By CNBC Africa and Reuters
Christo Wiese, former Chairman of Steinhoff, which fell like a house of cards following accounting irregularities, has sold over a billion rand worth of shares in Africa’s largest retail group Shoprite where he is Chairman.
This comes days after he pulled out of an agreement to sell Steinhoff’s subsidiary Steinhoff Africa Retail a controlling stake in Shoprite.
In a stock exchange news service statement it was revealed that he had sold 5 million shares worth R1.1bn ($87mln). That brings the money he has raised since Dec. 14 from the sale of Shoprite stock to 3.3 billion rand ($260 million). It is unclear what he would be using the money for and his office did not immediately respond to a request for comment.

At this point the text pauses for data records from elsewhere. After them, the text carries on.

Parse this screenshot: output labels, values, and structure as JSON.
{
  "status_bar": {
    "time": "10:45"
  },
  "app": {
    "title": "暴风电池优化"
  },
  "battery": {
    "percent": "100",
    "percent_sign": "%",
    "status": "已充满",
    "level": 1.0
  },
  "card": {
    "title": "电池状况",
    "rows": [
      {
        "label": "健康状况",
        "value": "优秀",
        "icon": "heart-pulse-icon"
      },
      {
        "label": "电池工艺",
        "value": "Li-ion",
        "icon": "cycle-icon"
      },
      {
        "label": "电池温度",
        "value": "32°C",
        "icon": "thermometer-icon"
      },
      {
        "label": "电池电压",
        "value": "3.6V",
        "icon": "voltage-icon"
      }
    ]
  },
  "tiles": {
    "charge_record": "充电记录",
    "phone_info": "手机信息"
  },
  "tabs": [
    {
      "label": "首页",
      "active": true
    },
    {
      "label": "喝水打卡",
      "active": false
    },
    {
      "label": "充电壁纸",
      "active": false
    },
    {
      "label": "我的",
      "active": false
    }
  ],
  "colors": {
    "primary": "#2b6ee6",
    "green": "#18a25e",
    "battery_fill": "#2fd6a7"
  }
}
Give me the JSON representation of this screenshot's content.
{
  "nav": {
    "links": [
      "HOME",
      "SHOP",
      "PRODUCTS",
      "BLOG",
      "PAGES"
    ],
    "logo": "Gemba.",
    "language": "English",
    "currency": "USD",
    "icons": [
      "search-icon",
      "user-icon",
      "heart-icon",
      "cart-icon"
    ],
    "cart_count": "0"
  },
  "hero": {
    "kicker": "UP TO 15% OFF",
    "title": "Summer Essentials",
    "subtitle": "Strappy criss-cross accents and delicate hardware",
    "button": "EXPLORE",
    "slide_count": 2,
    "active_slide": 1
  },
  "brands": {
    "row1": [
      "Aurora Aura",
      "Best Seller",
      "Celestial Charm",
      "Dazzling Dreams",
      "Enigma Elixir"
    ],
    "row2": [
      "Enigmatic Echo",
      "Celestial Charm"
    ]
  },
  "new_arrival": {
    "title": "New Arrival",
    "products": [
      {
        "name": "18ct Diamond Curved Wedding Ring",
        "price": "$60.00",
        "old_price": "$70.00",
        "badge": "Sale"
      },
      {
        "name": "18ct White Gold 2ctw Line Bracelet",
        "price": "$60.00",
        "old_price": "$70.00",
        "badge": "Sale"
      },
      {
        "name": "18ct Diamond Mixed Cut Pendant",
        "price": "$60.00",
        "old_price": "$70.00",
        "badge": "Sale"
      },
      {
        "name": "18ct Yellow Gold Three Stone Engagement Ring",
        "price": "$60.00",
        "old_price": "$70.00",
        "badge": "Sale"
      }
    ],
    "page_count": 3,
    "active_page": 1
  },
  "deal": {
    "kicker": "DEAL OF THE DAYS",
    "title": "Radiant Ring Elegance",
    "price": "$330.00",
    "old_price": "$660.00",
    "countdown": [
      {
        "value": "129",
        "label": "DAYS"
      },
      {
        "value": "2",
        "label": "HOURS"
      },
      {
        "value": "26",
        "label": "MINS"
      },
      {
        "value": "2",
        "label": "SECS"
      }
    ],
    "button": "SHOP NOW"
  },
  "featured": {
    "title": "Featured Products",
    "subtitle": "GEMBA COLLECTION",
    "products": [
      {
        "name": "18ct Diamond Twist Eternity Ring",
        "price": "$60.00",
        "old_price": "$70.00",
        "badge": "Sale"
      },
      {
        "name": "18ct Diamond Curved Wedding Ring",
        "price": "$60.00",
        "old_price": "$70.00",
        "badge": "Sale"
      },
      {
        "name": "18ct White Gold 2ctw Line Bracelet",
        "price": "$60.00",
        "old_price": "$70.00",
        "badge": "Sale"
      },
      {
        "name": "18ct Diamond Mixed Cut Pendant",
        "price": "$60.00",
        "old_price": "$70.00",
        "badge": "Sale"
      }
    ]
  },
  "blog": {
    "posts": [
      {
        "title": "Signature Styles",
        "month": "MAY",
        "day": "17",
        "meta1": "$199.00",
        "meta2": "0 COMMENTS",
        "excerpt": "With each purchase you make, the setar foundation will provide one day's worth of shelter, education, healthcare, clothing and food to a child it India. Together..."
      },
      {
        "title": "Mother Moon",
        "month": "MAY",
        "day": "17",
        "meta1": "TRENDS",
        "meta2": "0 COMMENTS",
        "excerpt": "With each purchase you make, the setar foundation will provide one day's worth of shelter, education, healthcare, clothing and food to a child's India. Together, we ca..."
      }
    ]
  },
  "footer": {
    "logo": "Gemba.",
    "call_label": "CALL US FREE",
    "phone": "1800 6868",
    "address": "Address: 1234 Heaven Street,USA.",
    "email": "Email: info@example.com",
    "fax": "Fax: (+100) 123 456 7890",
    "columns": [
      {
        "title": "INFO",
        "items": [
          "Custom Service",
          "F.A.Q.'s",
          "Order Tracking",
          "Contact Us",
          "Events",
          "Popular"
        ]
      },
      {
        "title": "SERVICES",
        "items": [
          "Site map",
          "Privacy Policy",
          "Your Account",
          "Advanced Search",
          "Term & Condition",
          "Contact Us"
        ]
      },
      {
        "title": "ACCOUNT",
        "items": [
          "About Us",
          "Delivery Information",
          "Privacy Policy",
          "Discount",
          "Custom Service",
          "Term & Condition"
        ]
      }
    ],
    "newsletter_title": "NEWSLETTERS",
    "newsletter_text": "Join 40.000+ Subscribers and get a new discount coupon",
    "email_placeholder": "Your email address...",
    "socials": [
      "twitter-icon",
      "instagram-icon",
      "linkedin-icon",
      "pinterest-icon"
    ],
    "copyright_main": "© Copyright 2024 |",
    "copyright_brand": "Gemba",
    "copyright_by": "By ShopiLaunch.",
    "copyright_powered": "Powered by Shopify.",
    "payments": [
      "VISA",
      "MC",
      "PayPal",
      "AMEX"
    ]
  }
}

One can only wonder if it is due to vast amounts of his wealth being wiped out following the significant decline in Steinhoff’s share price?
More than $14 billion of shareholder value has been wiped off Steinhoff over the last three weeks after the owner of Mattress Firm and Conforama discovered what it called accounting irregularities and parted company with its chief executive.
The 90 percent collapse hit Wiese’s wealth — estimated by Forbes magazine to have dropped to below $1 billion — the hardest as he is the largest Steinhoff shareholder with a stake of about 20 percent.
Wiese borrowed 1.6 billion euros ($1.9 billion) to buy additional Steinhoff shares in September 2016, pledging 3.2 billion euros of his existing holding as security to the investment banks that lent the money.
Shares in Steinhoff dropped a further 11 percent on Thursday, extending the decline to the second day after the company said some lenders have started restricting access to credit lines.
Wiese was one of the early directors of a budget retailer Pepkor, which was co-founded by his parents in 1960 in Upington on the southern edges of the Kalahari desert.
He is best known for transforming Shoprite from just six shops in the 1970s to hundreds of stores across Africa.
Shoprite’s Non-Executive Director Carel Goosen disposed of 80 000 shares in Shoprite worth over R17 million.
Separately, financial services firm Sanlam Group, which has exposure to Steinhoff’s debt and equity instruments, said the potential impact on the group’s 2017 and future earnings was not significant.
Sanlam said the decline in the value of Steinhoff shares held in its capital portfolios was to a large extent protected by equity hedges in place.
Sanlam is the second firm to disclose Steinhoff’s impact on its investments after Anglo-South African investment bank and asset manager Investec,. ($1 = 12.7004 rand)
($1 = 12.7004 rand)